KARACHI — Pakistan’s President Arif Alvi visited China last week to express solidarity during the coronavirus crisis, as well as to seek Beijing’s help with Pakistan’s battle against the novel coronavirus, which causes the COVID-19 disease. Diplomatic experts are closely watching how far China can go in helping out one of its major allies in the Belt and Road Initiative.
Alvi told Pakistani wire service APP that he was visiting China to show solidarity with the people and the leadership of China while they were successfully fighting the coronavirus outbreak. In the joint statement issued by both countries after his visit, Alvi acknowledged that China’s efforts have won time and set a model for the rest of the world in combating the epidemic.
During the visit, Alvi met Chinese President Xi Jinping and discussed in detail Pakistan’s plans to battle the spread of the virus.
“We also need to get technical help from [China] for the biggest health crisis Pakistan is going to face. Their experience is unique. Six hours of exhaustive meetings took place. Signed many MOUs for #iFightCorona,” Alvi posted on Twitter.
Xinhua, China’s state news agency, said Xi praised Pakistan’s support for China at the beginning of the epidemic, referring to Pakistan’s upper house passing a resolution in support of China in February. Xi also announced that China is willing to make contributions to prevent the spread of coronavirus in Pakistan.
Pakistan’s coronavirus crisis is growing, as confirmed cases surged to 799 as of Monday. Given Pakistan’s limited resources to deal with the crisis, Pakistan agreed to the terms of a $588 million loan from the Asian Development Bank and World Bank.
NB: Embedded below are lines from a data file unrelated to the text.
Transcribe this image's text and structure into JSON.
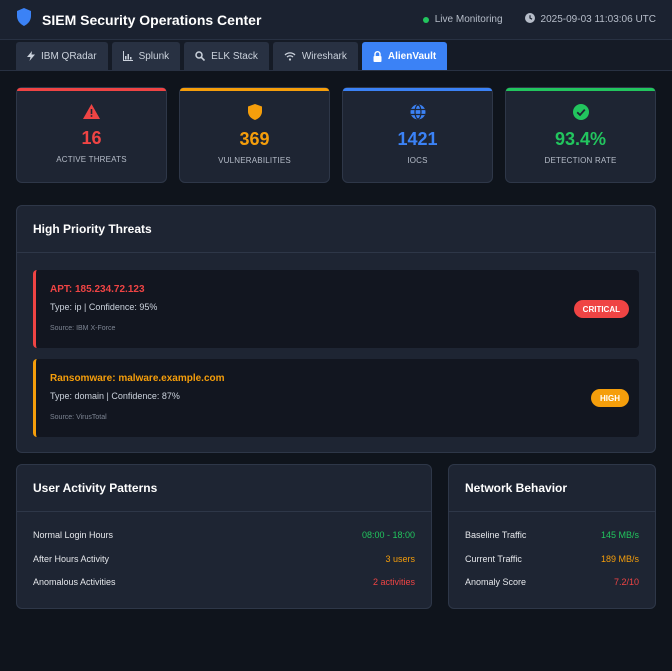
{
  "app": {
    "title": "SIEM Security Operations Center",
    "status": "Live Monitoring",
    "timestamp": "2025-09-03 11:03:06 UTC"
  },
  "tabs": [
    {
      "label": "IBM QRadar",
      "icon": "bolt-icon",
      "active": false
    },
    {
      "label": "Splunk",
      "icon": "chart-icon",
      "active": false
    },
    {
      "label": "ELK Stack",
      "icon": "search-icon",
      "active": false
    },
    {
      "label": "Wireshark",
      "icon": "wifi-icon",
      "active": false
    },
    {
      "label": "AlienVault",
      "icon": "lock-icon",
      "active": true
    }
  ],
  "stats": [
    {
      "value": "16",
      "label": "ACTIVE THREATS",
      "icon": "warning-icon",
      "color": "#ef4444"
    },
    {
      "value": "369",
      "label": "VULNERABILITIES",
      "icon": "shield-icon",
      "color": "#f59e0b"
    },
    {
      "value": "1421",
      "label": "IOCS",
      "icon": "globe-icon",
      "color": "#3b82f6"
    },
    {
      "value": "93.4%",
      "label": "DETECTION RATE",
      "icon": "check-circle-icon",
      "color": "#22c55e"
    }
  ],
  "threats_panel": {
    "title": "High Priority Threats",
    "items": [
      {
        "title": "APT: 185.234.72.123",
        "meta": "Type: ip | Confidence: 95%",
        "source": "Source: IBM X-Force",
        "severity": "CRITICAL",
        "color": "#ef4444"
      },
      {
        "title": "Ransomware: malware.example.com",
        "meta": "Type: domain | Confidence: 87%",
        "source": "Source: VirusTotal",
        "severity": "HIGH",
        "color": "#f59e0b"
      }
    ]
  },
  "user_activity": {
    "title": "User Activity Patterns",
    "rows": [
      {
        "key": "Normal Login Hours",
        "value": "08:00 - 18:00",
        "color": "#22c55e"
      },
      {
        "key": "After Hours Activity",
        "value": "3 users",
        "color": "#f59e0b"
      },
      {
        "key": "Anomalous Activities",
        "value": "2 activities",
        "color": "#ef4444"
      }
    ]
  },
  "network_behavior": {
    "title": "Network Behavior",
    "rows": [
      {
        "key": "Baseline Traffic",
        "value": "145 MB/s",
        "color": "#22c55e"
      },
      {
        "key": "Current Traffic",
        "value": "189 MB/s",
        "color": "#f59e0b"
      },
      {
        "key": "Anomaly Score",
        "value": "7.2/10",
        "color": "#ef4444"
      }
    ]
  },
  "colors": {
    "accent": "#3b82f6",
    "critical": "#ef4444",
    "high": "#f59e0b",
    "ok": "#22c55e"
  }
}
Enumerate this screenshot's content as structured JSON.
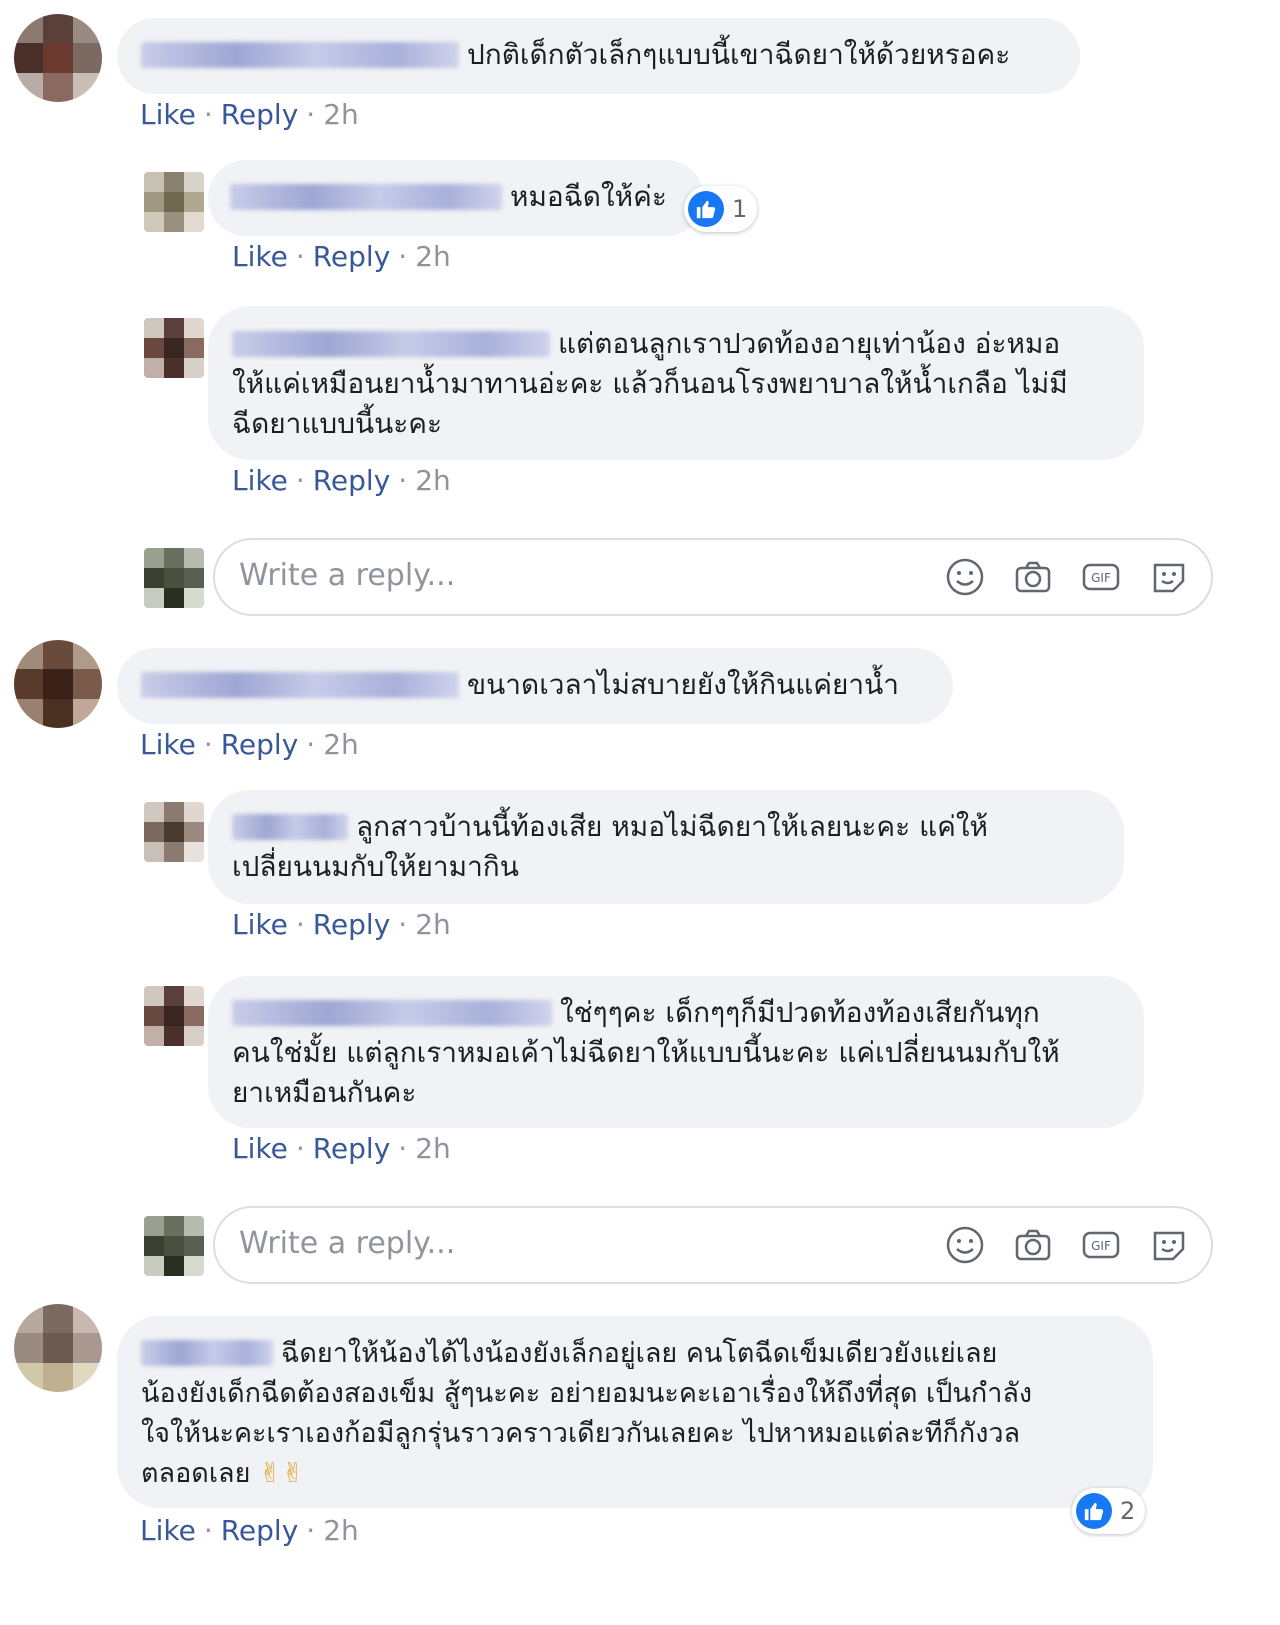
{
  "actions": {
    "like": "Like",
    "reply": "Reply",
    "sep": "·",
    "time": "2h"
  },
  "reply_placeholder": "Write a reply...",
  "comments": [
    {
      "text": "ปกติเด็กตัวเล็กๆแบบนี้เขาฉีดยาให้ด้วยหรอคะ"
    },
    {
      "text": "หมอฉีดให้ค่ะ",
      "reactions": "1"
    },
    {
      "line1": "แต่ตอนลูกเราปวดท้องอายุเท่าน้อง อ่ะหมอ",
      "line2": "ให้แค่เหมือนยาน้ำมาทานอ่ะคะ แล้วก็นอนโรงพยาบาลให้น้ำเกลือ ไม่มี",
      "line3": "ฉีดยาแบบนี้นะคะ"
    },
    {
      "text": "ขนาดเวลาไม่สบายยังให้กินแค่ยาน้ำ"
    },
    {
      "line1": "ลูกสาวบ้านนี้ท้องเสีย หมอไม่ฉีดยาให้เลยนะคะ แค่ให้",
      "line2": "เปลี่ยนนมกับให้ยามากิน"
    },
    {
      "line1": "ใช่ๆๆคะ เด็กๆๆก็มีปวดท้องท้องเสียกันทุก",
      "line2": "คนใช่มั้ย แต่ลูกเราหมอเค้าไม่ฉีดยาให้แบบนี้นะคะ แค่เปลี่ยนนมกับให้",
      "line3": "ยาเหมือนกันคะ"
    },
    {
      "line1": "ฉีดยาให้น้องได้ไงน้องยังเล็กอยู่เลย คนโตฉีดเข็มเดียวยังแย่เลย",
      "line2": "น้องยังเด็กฉีดต้องสองเข็ม สู้ๆนะคะ อย่ายอมนะคะเอาเรื่องให้ถึงที่สุด เป็นกำลัง",
      "line3": "ใจให้นะคะเราเองก้อมีลูกรุ่นราวคราวเดียวกันเลยคะ ไปหาหมอแต่ละทีก็กังวล",
      "line4": "ตลอดเลย",
      "emoji": "✌✌",
      "reactions": "2"
    }
  ]
}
China has also committed to providing more than 30,000 coronavirus PCR testing kits, protective clothing and face masks, said Yao Jing, Beijing’s ambassador in Pakistan, in an op-ed published in leading English daily newspapers in Pakistan.
Experts believe Pakistan needs much more from China in technical assistance and medical supplies to cope-up with the ongoing crisis. Michael Kugelman, deputy director of the Asia program at the Wilson Center, believes that Islamabad will have to hope that its friendly and generous gestures to China will pay off because the stakes are high.
Kugelman believes that Beijing can be helpful in offering not only medical supplies but also medical personnel to help an overworked and fragile Pakistani medical system. “Given that [China] is scaling up its assistance to hard-hit countries like Iran and Italy. I imagine we can expect it to help its close ally Pakistan as well,” Kugelman told the Nikkei Asian Review.
China will provide what it can, keeping in mind its need to maintain enough supplies to fend off a possible second wave of coronavirus infections, he cautioned.
Mohan Malik, a professor of strategic studies at the National Defense College of United Arab Emirates, agrees that Pakistan can expect Beijing’s help due to the support showed by Islamabad during the crisis. “Pakistan and Cambodia were two countries that chose not to evacuate their citizens from Wuhan to express solidarity with China in its hour of need,” he told Nikkei.
Malik, however, questioned the ability of China to help Pakistan substantially. “The magnitude of the twin crises — health and economic — will sharply constrain China’s actual ability to assist Pakistan and other countries along the Belt and Road [Initiative area] in combating the disease,” he said.
During Alvi’s visit, both countries signed memorandums of understanding on science and technology and agriculture under the paradigm of the China-Pakistan Economic Corridor, a major part of the Belt and Road Initiative. Islamabad and Beijing vowed to continue progress on the CPEC projects despite hiccups caused by the coronavirus. According to the joint statement, both sides hoped that 10th meeting of the Joint Cooperation Committee — principal decision making forum of CPEC — will be held soon.
Krzysztof Iwanek, head of the Asia Research Centre at War Studies University in Warsaw, expects China’s economic support for Pakistan to grow to some extent. “Now China appears to have its worst stage of the coronavirus epidemic behind it, and Pakistan may have the worst stage ahead of it, Beijing is in a good position to discuss the terms of its future economic support for Pakistan,” he told Nikkei.
However, he expressed skepticism on Pakistan’s expectation of China increasing its economic support and investments. He maintained that China will not want to commit to a large on-the-ground presence of Chinese laborers and other nationals in China until Pakistan is out of the woods with COVID-19. “Pakistan should not expect forward movement on new — or even current — CPEC projects, or with fresh Chinese investment in Pakistan until the coronavirus crisis has subsided.”
Malik agreed with this assertion. “If anything, the BRI — President Xi’s signature initiative — may well turn out to be a major casualty of the coronavirus pandemic,” he added.
He also believes that Beijing will want to turn the health crisis into a diplomatic opportunity by offering some assistance to enhance its global stature. He believes this approach by China might not be very effective. “The looming global recession and long-term economic costs of the pandemic borne by countries such as Italy, Iran or Pakistan and others would also limit any short-term diplomatic gains for China,” he said.